Clients will be advised to use this part of the strengths model programme to reflect on how far they have come already. Before they progress to the last step, therapists will set out two important rules for clients:
Rule 1: Give yourself adequate time to grow, rest and reflect. Treat yourself with kindness by setting small, realistic targets (remember SMART).
Rule 2: Ensure that your changes are gradual, not sudden. You may not need to change every aspect of your life to begin your recovery. Instead, you should focus on the personal issues that are holding you back.
8: Relapse Prevention
Relapse prevention should begin before the client finishes their strengths model programme. Before the client leaves rehab, they will create a plan to continue the strength model in recovery. In this regard, strength-based therapy can help clients manage their expectations for life after rehab
Frequently asked questions
What is the strength-based approach for recovery?
Strength-based therapy coaches individuals to develop a positive mindset and revitalised perspective on life. Once an individual has a positive new outlook, they can work on their self-esteem by recognising their strengths, values, ambitions and personal qualities.
Why is the strength model used in recovery?
In addiction counselling
, therapists encourage clients to use the strength model in recovery because this model emphasises continued personal growth. This is very important for people in addiction recovery, because it is their new sense of self-love which will help them to stay strong during any difficult moments after they leave rehab.

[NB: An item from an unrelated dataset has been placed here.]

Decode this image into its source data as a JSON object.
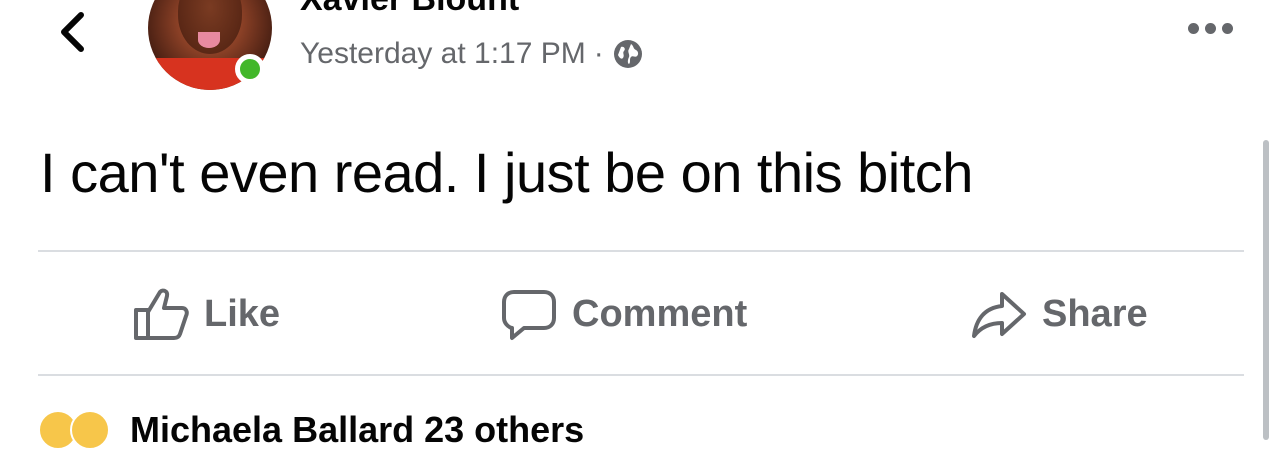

What are the benefits of strength-based therapy?
Strength-based therapy provides participants with the tools they need to learn from their past, heal from trauma and make amends with their friends and family. They can start to live their life with a stronger belief in themselves and a renewed sense of hope.
What is the goal of the strength model in recovery?
The strengths model aims to rebuild an individual’s self-esteem, which has likely been diminished by their negative feelings about their struggle. This can, in turn, help them to realise that they are not defined by their mistakes or past traumas.